Water contamination

From lakes polluted by oil extraction in the Amazon to rivers contaminated by huge palm oil factories in Africa, we’re not short of instances where water is contaminated on a grand scale. However, seemingly small things can also cause big problems – a lodge that allows untreated sewage into the water system, the personal use of petroleum-based toiletries (eg sunscreen etc) in a pristine nature environment … everything we do has an impact yet we’re not always aware of such issues.


Air Pollution

We all know that planes are hugely polluting beasts, however many of our travels involve a flight. Until planes find a way to become less polluting, why not either fly less often or at least consciously do something to help the environment that you wouldn't ordinarily have done? It’s not ideal, we accept, but it’s something. At Tribes, we plant trees to help the general biodiversity of the planet - and we do this for all our travellers.

How can you help whilst travelling?

    Drinks offered in plastic bottles or plastic glasses/cups where possible, and definitely plastic straws and novelties, single-use shampoo and body lotions offered in hotels. Take your own, preferably in refillable bottles.
    Plastic shopping bags with reusable cloth bags. Note that Kenya introduced tough bans on plastic bags (making it illegal to use them), and Uganda, Tanzania, Burundi and South Sudan are considering following suit. And the Galapagos Islands should have banned plastic straws, bags, water bottles and styrofoam utensils by August 2018.
    Single-use water bottles with your own reusable water bottle. (Many places now offer to refill water bottles).
  • Food for thought – In a bid to reduce the number of plastic water bottles used on safari, many lodges and camps now give reusable bottles to guests on arrival. Sounds like a good plan except, when on a trip that involves several camps, you can end up with a huge collection of bottles. Why not hold on to your first bottle for the whole holiday? Refuse a second bottle.
    Choosing natural, biodegradable toiletries (to save contaminating water sources) and those which have NO plastic microbeads.
    Removing packaging from any items before you travel – often a developing region’s waste removal systems are unable to cope with the increasing amount of waste.
    Recycling where possible – including asking hotels and lodges how they recycle.
    Being very careful about rubbish, and bringing home waste that is hard to deal with, such as dead batteries.
  • TAKE ACTION in other ways too:
    Offset your flight carbon emissions through a scheme such as our own – The Travel Forest (part of The Tribes Foundation).
    Sign a petition to stop the use of single-use plastic.

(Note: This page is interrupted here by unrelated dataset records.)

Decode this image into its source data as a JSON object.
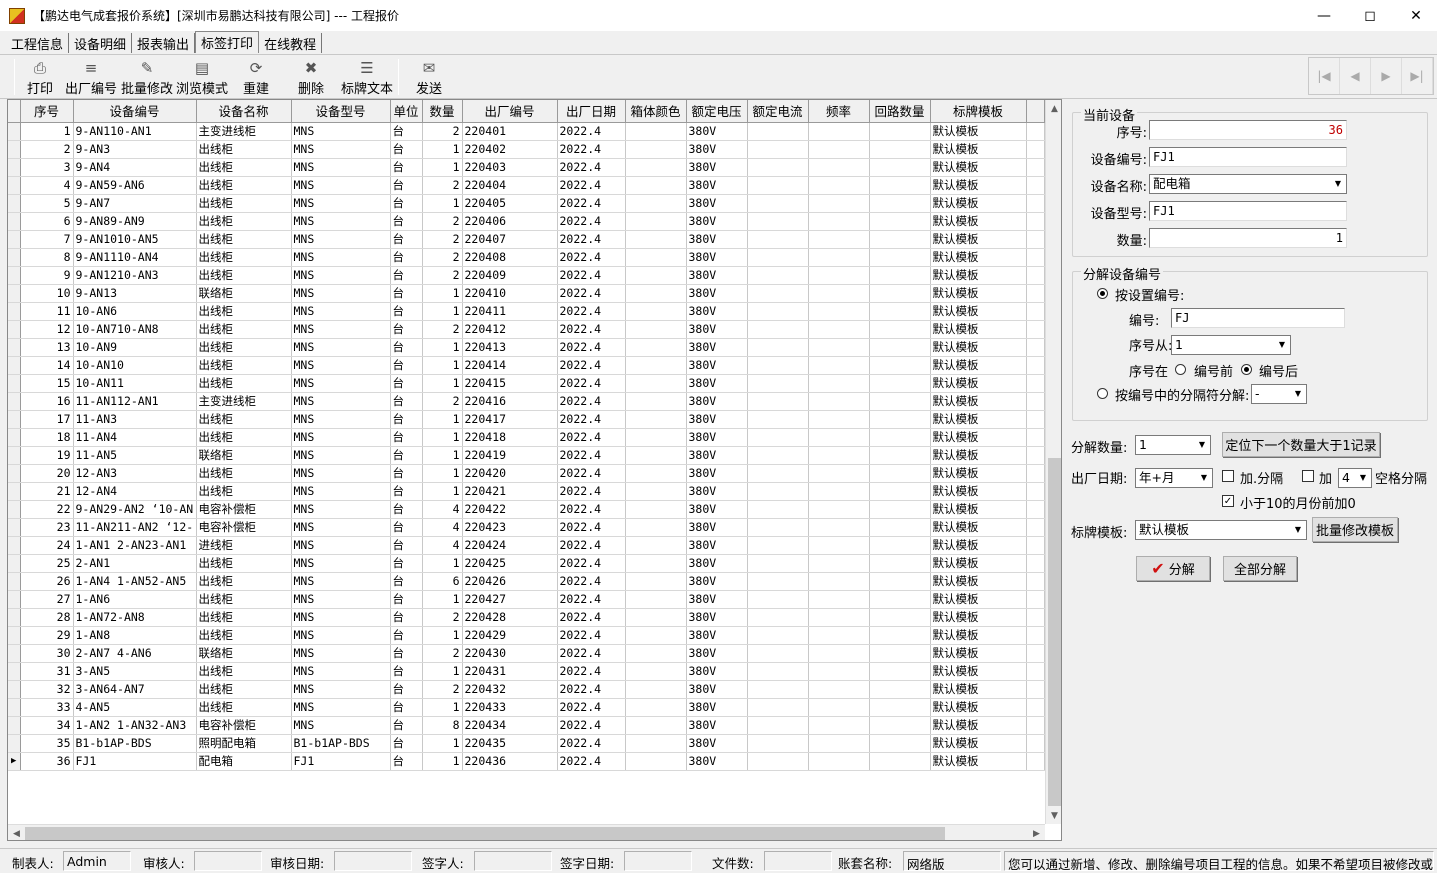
{
  "window": {
    "title": "【鹏达电气成套报价系统】[深圳市易鹏达科技有限公司] --- 工程报价"
  },
  "tabs": [
    "工程信息",
    "设备明细",
    "报表输出",
    "标签打印",
    "在线教程"
  ],
  "toolbar": {
    "buttons": [
      "打印",
      "出厂编号",
      "批量修改",
      "浏览模式",
      "重建",
      "删除",
      "标牌文本",
      "发送"
    ]
  },
  "grid": {
    "columns": [
      "序号",
      "设备编号",
      "设备名称",
      "设备型号",
      "单位",
      "数量",
      "出厂编号",
      "出厂日期",
      "箱体颜色",
      "额定电压",
      "额定电流",
      "频率",
      "回路数量",
      "标牌模板"
    ],
    "rows": [
      [
        "1",
        "9-AN110-AN1",
        "主变进线柜",
        "MNS",
        "台",
        "2",
        "220401",
        "2022.4",
        "",
        "380V",
        "",
        "",
        "",
        "默认模板"
      ],
      [
        "2",
        "9-AN3",
        "出线柜",
        "MNS",
        "台",
        "1",
        "220402",
        "2022.4",
        "",
        "380V",
        "",
        "",
        "",
        "默认模板"
      ],
      [
        "3",
        "9-AN4",
        "出线柜",
        "MNS",
        "台",
        "1",
        "220403",
        "2022.4",
        "",
        "380V",
        "",
        "",
        "",
        "默认模板"
      ],
      [
        "4",
        "9-AN59-AN6",
        "出线柜",
        "MNS",
        "台",
        "2",
        "220404",
        "2022.4",
        "",
        "380V",
        "",
        "",
        "",
        "默认模板"
      ],
      [
        "5",
        "9-AN7",
        "出线柜",
        "MNS",
        "台",
        "1",
        "220405",
        "2022.4",
        "",
        "380V",
        "",
        "",
        "",
        "默认模板"
      ],
      [
        "6",
        "9-AN89-AN9",
        "出线柜",
        "MNS",
        "台",
        "2",
        "220406",
        "2022.4",
        "",
        "380V",
        "",
        "",
        "",
        "默认模板"
      ],
      [
        "7",
        "9-AN1010-AN5",
        "出线柜",
        "MNS",
        "台",
        "2",
        "220407",
        "2022.4",
        "",
        "380V",
        "",
        "",
        "",
        "默认模板"
      ],
      [
        "8",
        "9-AN1110-AN4",
        "出线柜",
        "MNS",
        "台",
        "2",
        "220408",
        "2022.4",
        "",
        "380V",
        "",
        "",
        "",
        "默认模板"
      ],
      [
        "9",
        "9-AN1210-AN3",
        "出线柜",
        "MNS",
        "台",
        "2",
        "220409",
        "2022.4",
        "",
        "380V",
        "",
        "",
        "",
        "默认模板"
      ],
      [
        "10",
        "9-AN13",
        "联络柜",
        "MNS",
        "台",
        "1",
        "220410",
        "2022.4",
        "",
        "380V",
        "",
        "",
        "",
        "默认模板"
      ],
      [
        "11",
        "10-AN6",
        "出线柜",
        "MNS",
        "台",
        "1",
        "220411",
        "2022.4",
        "",
        "380V",
        "",
        "",
        "",
        "默认模板"
      ],
      [
        "12",
        "10-AN710-AN8",
        "出线柜",
        "MNS",
        "台",
        "2",
        "220412",
        "2022.4",
        "",
        "380V",
        "",
        "",
        "",
        "默认模板"
      ],
      [
        "13",
        "10-AN9",
        "出线柜",
        "MNS",
        "台",
        "1",
        "220413",
        "2022.4",
        "",
        "380V",
        "",
        "",
        "",
        "默认模板"
      ],
      [
        "14",
        "10-AN10",
        "出线柜",
        "MNS",
        "台",
        "1",
        "220414",
        "2022.4",
        "",
        "380V",
        "",
        "",
        "",
        "默认模板"
      ],
      [
        "15",
        "10-AN11",
        "出线柜",
        "MNS",
        "台",
        "1",
        "220415",
        "2022.4",
        "",
        "380V",
        "",
        "",
        "",
        "默认模板"
      ],
      [
        "16",
        "11-AN112-AN1",
        "主变进线柜",
        "MNS",
        "台",
        "2",
        "220416",
        "2022.4",
        "",
        "380V",
        "",
        "",
        "",
        "默认模板"
      ],
      [
        "17",
        "11-AN3",
        "出线柜",
        "MNS",
        "台",
        "1",
        "220417",
        "2022.4",
        "",
        "380V",
        "",
        "",
        "",
        "默认模板"
      ],
      [
        "18",
        "11-AN4",
        "出线柜",
        "MNS",
        "台",
        "1",
        "220418",
        "2022.4",
        "",
        "380V",
        "",
        "",
        "",
        "默认模板"
      ],
      [
        "19",
        "11-AN5",
        "联络柜",
        "MNS",
        "台",
        "1",
        "220419",
        "2022.4",
        "",
        "380V",
        "",
        "",
        "",
        "默认模板"
      ],
      [
        "20",
        "12-AN3",
        "出线柜",
        "MNS",
        "台",
        "1",
        "220420",
        "2022.4",
        "",
        "380V",
        "",
        "",
        "",
        "默认模板"
      ],
      [
        "21",
        "12-AN4",
        "出线柜",
        "MNS",
        "台",
        "1",
        "220421",
        "2022.4",
        "",
        "380V",
        "",
        "",
        "",
        "默认模板"
      ],
      [
        "22",
        "9-AN29-AN2 ‘10-AN",
        "电容补偿柜",
        "MNS",
        "台",
        "4",
        "220422",
        "2022.4",
        "",
        "380V",
        "",
        "",
        "",
        "默认模板"
      ],
      [
        "23",
        "11-AN211-AN2 ‘12-",
        "电容补偿柜",
        "MNS",
        "台",
        "4",
        "220423",
        "2022.4",
        "",
        "380V",
        "",
        "",
        "",
        "默认模板"
      ],
      [
        "24",
        "1-AN1 2-AN23-AN1",
        "进线柜",
        "MNS",
        "台",
        "4",
        "220424",
        "2022.4",
        "",
        "380V",
        "",
        "",
        "",
        "默认模板"
      ],
      [
        "25",
        "2-AN1",
        "出线柜",
        "MNS",
        "台",
        "1",
        "220425",
        "2022.4",
        "",
        "380V",
        "",
        "",
        "",
        "默认模板"
      ],
      [
        "26",
        "1-AN4 1-AN52-AN5",
        "出线柜",
        "MNS",
        "台",
        "6",
        "220426",
        "2022.4",
        "",
        "380V",
        "",
        "",
        "",
        "默认模板"
      ],
      [
        "27",
        "1-AN6",
        "出线柜",
        "MNS",
        "台",
        "1",
        "220427",
        "2022.4",
        "",
        "380V",
        "",
        "",
        "",
        "默认模板"
      ],
      [
        "28",
        "1-AN72-AN8",
        "出线柜",
        "MNS",
        "台",
        "2",
        "220428",
        "2022.4",
        "",
        "380V",
        "",
        "",
        "",
        "默认模板"
      ],
      [
        "29",
        "1-AN8",
        "出线柜",
        "MNS",
        "台",
        "1",
        "220429",
        "2022.4",
        "",
        "380V",
        "",
        "",
        "",
        "默认模板"
      ],
      [
        "30",
        "2-AN7 4-AN6",
        "联络柜",
        "MNS",
        "台",
        "2",
        "220430",
        "2022.4",
        "",
        "380V",
        "",
        "",
        "",
        "默认模板"
      ],
      [
        "31",
        "3-AN5",
        "出线柜",
        "MNS",
        "台",
        "1",
        "220431",
        "2022.4",
        "",
        "380V",
        "",
        "",
        "",
        "默认模板"
      ],
      [
        "32",
        "3-AN64-AN7",
        "出线柜",
        "MNS",
        "台",
        "2",
        "220432",
        "2022.4",
        "",
        "380V",
        "",
        "",
        "",
        "默认模板"
      ],
      [
        "33",
        "4-AN5",
        "出线柜",
        "MNS",
        "台",
        "1",
        "220433",
        "2022.4",
        "",
        "380V",
        "",
        "",
        "",
        "默认模板"
      ],
      [
        "34",
        "1-AN2 1-AN32-AN3",
        "电容补偿柜",
        "MNS",
        "台",
        "8",
        "220434",
        "2022.4",
        "",
        "380V",
        "",
        "",
        "",
        "默认模板"
      ],
      [
        "35",
        "B1-b1AP-BDS",
        "照明配电箱",
        "B1-b1AP-BDS",
        "台",
        "1",
        "220435",
        "2022.4",
        "",
        "380V",
        "",
        "",
        "",
        "默认模板"
      ],
      [
        "36",
        "FJ1",
        "配电箱",
        "FJ1",
        "台",
        "1",
        "220436",
        "2022.4",
        "",
        "380V",
        "",
        "",
        "",
        "默认模板"
      ]
    ]
  },
  "panel": {
    "current_title": "当前设备",
    "seq_label": "序号:",
    "seq_value": "36",
    "code_label": "设备编号:",
    "code_value": "FJ1",
    "name_label": "设备名称:",
    "name_value": "配电箱",
    "model_label": "设备型号:",
    "model_value": "FJ1",
    "qty_label": "数量:",
    "qty_value": "1",
    "split_title": "分解设备编号",
    "by_setting_label": "按设置编号:",
    "prefix_label": "编号:",
    "prefix_value": "FJ",
    "from_label": "序号从:",
    "from_value": "1",
    "pos_label": "序号在",
    "before_label": "编号前",
    "after_label": "编号后",
    "by_sep_label": "按编号中的分隔符分解:",
    "sep_value": "-",
    "count_label": "分解数量:",
    "count_value": "1",
    "locate_button": "定位下一个数量大于1记录",
    "date_label": "出厂日期:",
    "date_value": "年+月",
    "add_sep_label": "加.分隔",
    "add_label": "加",
    "add_value": "4",
    "space_label": "空格分隔",
    "month_zero_label": "小于10的月份前加0",
    "template_label": "标牌模板:",
    "template_value": "默认模板",
    "batch_button": "批量修改模板",
    "split_button": "分解",
    "split_all_button": "全部分解"
  },
  "status": {
    "maker_label": "制表人:",
    "maker": "Admin",
    "reviewer_label": "审核人:",
    "review_date_label": "审核日期:",
    "signer_label": "签字人:",
    "sign_date_label": "签字日期:",
    "files_label": "文件数:",
    "account_label": "账套名称:",
    "account": "网络版",
    "message": "您可以通过新增、修改、删除编号项目工程的信息。如果不希望项目被修改或删"
  }
}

For example, are petitioning UK supermarkets to ‘Ditch throwaway plastic packaging’ (which Iceland has already done on their own-brand packaging).